The setting of the story is: ________.
The problem in the story is _________.
The first funny event that happened is ______.
The second funny event that happened is ________.
The third funny event that happened is ________.
The story ended when _______.
Copy the book pages and distribute them to the class. Show students how to put their "books" in order and then staple them. (If appropriate, students should number the pages at the bottom.) Have students draw a fun picture on the title page and on each page to tell about the sentence frame. Advanced students may be able to fill in some words, but if they can't, tell students that a family member can write the information when students are summarizing Cloudy With a Chance of Meatballs for them. Help children read the sentence frames and remind them that they should draw just one main picture that tells about the sentence frame. Their "book summary" should be shorter than the actual story and should only include the most important details.
To assess whether students have learned how to summarize an entire story, ask each student to use his or her book to give you a summary of Cloudy With a Chance of Meatballs. Check that they only tell you the most important parts of the story. To further assess students' understanding of how to summarize, you could have them work on a story map for a story that you had already read aloud in class and then ask them to use their story map to summarize the story for you. Be sure to assess the class's summary of Cloudy With a Chance of Meatballs before you assess their independent understanding of summarizing. Encourage students to bring home their summary books so that they can summarize this funny story to people in their family—what fun table talk!
Reflection and Planning

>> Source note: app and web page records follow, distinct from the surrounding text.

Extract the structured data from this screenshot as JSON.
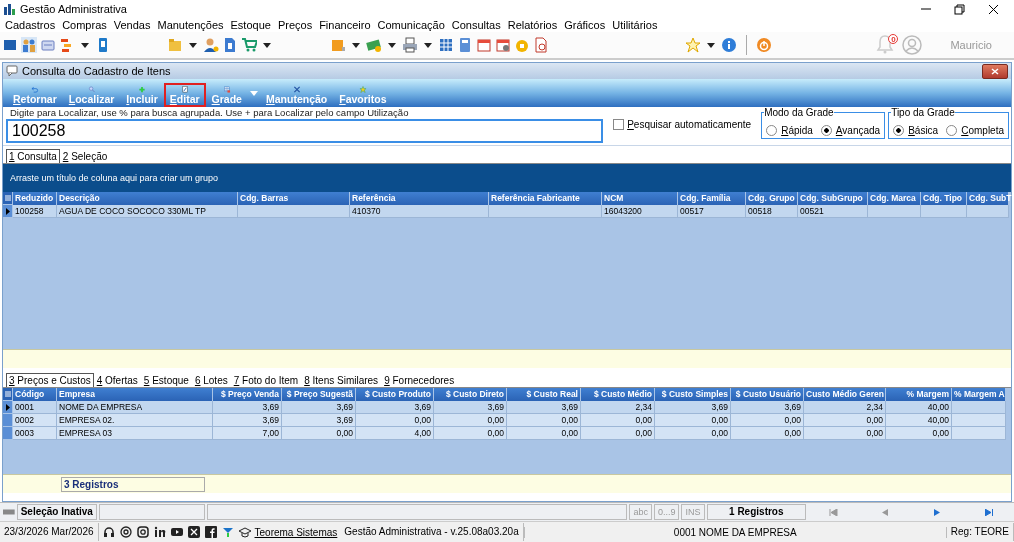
{
  "window": {
    "title": "Gestão Administrativa"
  },
  "menu": [
    "Cadastros",
    "Compras",
    "Vendas",
    "Manutenções",
    "Estoque",
    "Preços",
    "Financeiro",
    "Comunicação",
    "Consultas",
    "Relatórios",
    "Gráficos",
    "Utilitários"
  ],
  "user": {
    "notifications": "0",
    "name": "Mauricio"
  },
  "form": {
    "title": "Consulta do Cadastro de Itens"
  },
  "toolbar": [
    {
      "label": "Retornar",
      "selected": false
    },
    {
      "label": "Localizar",
      "selected": false
    },
    {
      "label": "Incluir",
      "selected": false
    },
    {
      "label": "Editar",
      "selected": true
    },
    {
      "label": "Grade",
      "selected": false
    },
    {
      "label": "Manutenção",
      "selected": false
    },
    {
      "label": "Favoritos",
      "selected": false
    }
  ],
  "search": {
    "label": "Digite para Localizar, use % para busca agrupada. Use + para Localizar pelo campo Utilização",
    "value": "100258"
  },
  "auto_search": {
    "label": "Pesquisar automaticamente",
    "checked": false
  },
  "option_groups": [
    {
      "title": "Modo da Grade",
      "options": [
        {
          "label": "Rápida",
          "selected": false
        },
        {
          "label": "Avançada",
          "selected": true
        }
      ]
    },
    {
      "title": "Tipo da Grade",
      "options": [
        {
          "label": "Básica",
          "selected": true
        },
        {
          "label": "Completa",
          "selected": false
        }
      ]
    }
  ],
  "tabs": [
    {
      "label": "1 Consulta",
      "selected": true
    },
    {
      "label": "2 Seleção",
      "selected": false
    }
  ],
  "group_hint": "Arraste um título de coluna aqui para criar um grupo",
  "table": {
    "columns": [
      "Reduzido",
      "Descrição",
      "Cdg. Barras",
      "Referência",
      "Referência Fabricante",
      "NCM",
      "Cdg. Família",
      "Cdg. Grupo",
      "Cdg. SubGrupo",
      "Cdg. Marca",
      "Cdg. Tipo",
      "Cdg. SubT"
    ],
    "rows": [
      {
        "selected": true,
        "cells": [
          "100258",
          "AGUA DE COCO SOCOCO 330ML TP",
          "",
          "410370",
          "",
          "16043200",
          "00517",
          "00518",
          "00521",
          "",
          "",
          ""
        ]
      }
    ]
  },
  "detail_tabs": [
    {
      "label": "3 Preços e Custos",
      "selected": true
    },
    {
      "label": "4 Ofertas",
      "selected": false
    },
    {
      "label": "5 Estoque",
      "selected": false
    },
    {
      "label": "6 Lotes",
      "selected": false
    },
    {
      "label": "7 Foto do Item",
      "selected": false
    },
    {
      "label": "8 Itens Similares",
      "selected": false
    },
    {
      "label": "9 Fornecedores",
      "selected": false
    }
  ],
  "detail_table": {
    "columns": [
      "Código",
      "Empresa",
      "$ Preço Venda",
      "$ Preço Sugestã",
      "$ Custo Produto",
      "$ Custo Direto",
      "$ Custo Real",
      "$ Custo Médio",
      "$ Custo Simples",
      "$ Custo Usuário",
      "Custo Médio Geren",
      "% Margem",
      "% Margem A"
    ],
    "rows": [
      {
        "selected": true,
        "cells": [
          "0001",
          "NOME DA EMPRESA",
          "3,69",
          "3,69",
          "3,69",
          "3,69",
          "3,69",
          "2,34",
          "3,69",
          "3,69",
          "2,34",
          "40,00",
          ""
        ]
      },
      {
        "selected": false,
        "cells": [
          "0002",
          "EMPRESA 02.",
          "3,69",
          "3,69",
          "0,00",
          "0,00",
          "0,00",
          "0,00",
          "0,00",
          "0,00",
          "0,00",
          "40,00",
          ""
        ]
      },
      {
        "selected": false,
        "cells": [
          "0003",
          "EMPRESA 03",
          "7,00",
          "0,00",
          "4,00",
          "0,00",
          "0,00",
          "0,00",
          "0,00",
          "0,00",
          "0,00",
          "0,00",
          ""
        ]
      }
    ]
  },
  "detail_footer": "3 Registros",
  "status_bar": {
    "selection": "Seleção Inativa",
    "indicators": [
      "abc",
      "0...9",
      "INS"
    ],
    "records": "1 Registros"
  },
  "bottom_bar": {
    "date": "23/3/2026 Mar/2026",
    "link": "Teorema Sistemas",
    "version": "Gestão Administrativa - v.25.08a03.20a",
    "company": "0001 NOME DA EMPRESA",
    "reg": "Reg: TEORE"
  }
}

Determine which students understand how to summarize a story. For students who need more help, use this lesson plan using stories that students already know well. If additional support is needed, use the previous summarizing lesson plans, and use different books. Encourage students to make "summary books" of stories that you read aloud to them throughout the year and have them share their summaries with other classes to encourage other students to read the same wonderful books your students are reading in class.